Japan’s recent QE announcement is a thing of wonder. It represents an absolutely massive injection of yen relative to the size of the Japanese economy. The Bank of Japan’s US$75 billion equivalent per month of yen printing, coupled with the US Federal Reserve’s $85 billion per month (through its current QE program) will addUS$1.97 trillionto the collective central bank balance sheets over the next 12 months. Given Japan’s considerable contribution, we seriously question how SocGen believes gold can drop to US$1,375/oz by the end of the year. For that to happen, we would need to see a collective balance sheet decline of roughly 15%. Does SocGen seriously believe the US Fed (or any other central bank for that matter) is going to reverse its QE accumulation and then start aggressively selling balance sheet assets over the next year?

The only gold ‘crash scenario’ that makes sense to us at Sprott is if governments begin to balance their budgets and return to sound money practices. There is no question that gold could lose its utility if western governments made a concerted effort to fix their fiscal imbalances, but who honestly believes that’s going to happen any time soon? We certainly don’t – especially in the US. While US deficit spending may diminish in scale, it will remain well above $1 trillion per year after factoring in unfunded obligations. We don’t know of any creditable forecaster who believes otherwise.

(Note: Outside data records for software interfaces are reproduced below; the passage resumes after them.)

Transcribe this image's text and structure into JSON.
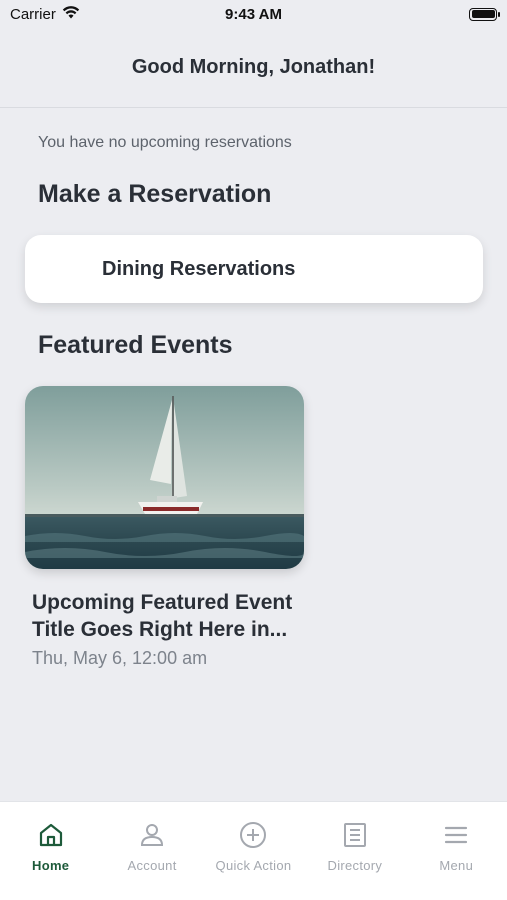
{
  "status_bar": {
    "carrier": "Carrier",
    "time": "9:43 AM"
  },
  "header": {
    "greeting": "Good Morning, Jonathan!"
  },
  "reservations": {
    "empty_message": "You have no upcoming reservations"
  },
  "make_reservation": {
    "title": "Make a Reservation",
    "options": [
      {
        "label": "Dining Reservations"
      }
    ]
  },
  "featured_events": {
    "title": "Featured Events",
    "events": [
      {
        "title": "Upcoming Featured Event Title Goes  Right Here in...",
        "date": "Thu, May 6, 12:00 am",
        "image": "sailboat-photo"
      }
    ]
  },
  "tab_bar": {
    "active_tab": "Home",
    "accent_color": "#1d5a3a",
    "inactive_color": "#a4a8af",
    "tabs": [
      {
        "label": "Home",
        "icon": "home-icon"
      },
      {
        "label": "Account",
        "icon": "person-icon"
      },
      {
        "label": "Quick Action",
        "icon": "plus-circle-icon"
      },
      {
        "label": "Directory",
        "icon": "directory-icon"
      },
      {
        "label": "Menu",
        "icon": "hamburger-menu-icon"
      }
    ]
  }
}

We also don’t see a chance of the US Federal Reserve ending its QE programs, despite the continual jaw-boning by various Fed officials of a planned QE exit strategy. There is simply too much risk to the US bond market for the Fed to cut the US$85 billion in monthly Treasury and MBS purchases that the current program employs. After all – remember that those purchases are what keep interest rates close to zero today. If the Fed were to remove that flow of capital, the free market would once again dictate US bond yields and stock prices. There’s not a chance the Fed will take the risk of finding out what US bonds or stocks are worth to the market without a perpetual government-induced backstop. Why take the risk?  Especially since the cumulative QE programs to date have not caused a drastic increase in inflation expectations.

While we expect the Fed to continue to threaten to lower its monthly QE purchases, we believe the chances of even a mild decrease to its current US$85 billion per month rate are negligible. Four years into it this grand QE experiment, money printing has become the backbone of the US bond market, and the unsung driver of the US equity market. In our view, gold cannot become irrelevant for the precise reason that QE is here to stay… and the collective central bank balance sheets will continue to increase over time. We would question any pundit who believes otherwise – unless they can clearly articulate how the Fed can exit QE without causing irreparable harm to the very financial markets the QE programs were designed to assuage.

We believe gold is nowhere close to ‘bubble territory’ today. It is acting exactly as a currency should. Under its current stewardship, we expect the Federal Reserve’s balance sheet to continue to expand along with Japan’s. SocGen’s “crash” scenario would require a complete reversal of this trend, which we do not believe is even remotely possible at this point.

Gold is the base currency with which to compare the value of all government-sponsored money. Investors can incorporate it into their portfolios as ‘central bank insurance’, or ignore it entirely. Either way, we believe gold will continue to track the total aggregate of the central bank balance sheets of the US, UK, Eurozone and Japan. If SocGen believes the aggregate central bank balance sheet will continue to shrink as it did in Q1, then gold should continue its decline. We strongly suspect that shrinkage is over, however. Given Japan’s recent QE decision, we would expect the aggregate to grow a lot bigger, and fast. If there was ever a time for gold to be a relevant currency alternative – it’s now.

Article Source: Zerohedge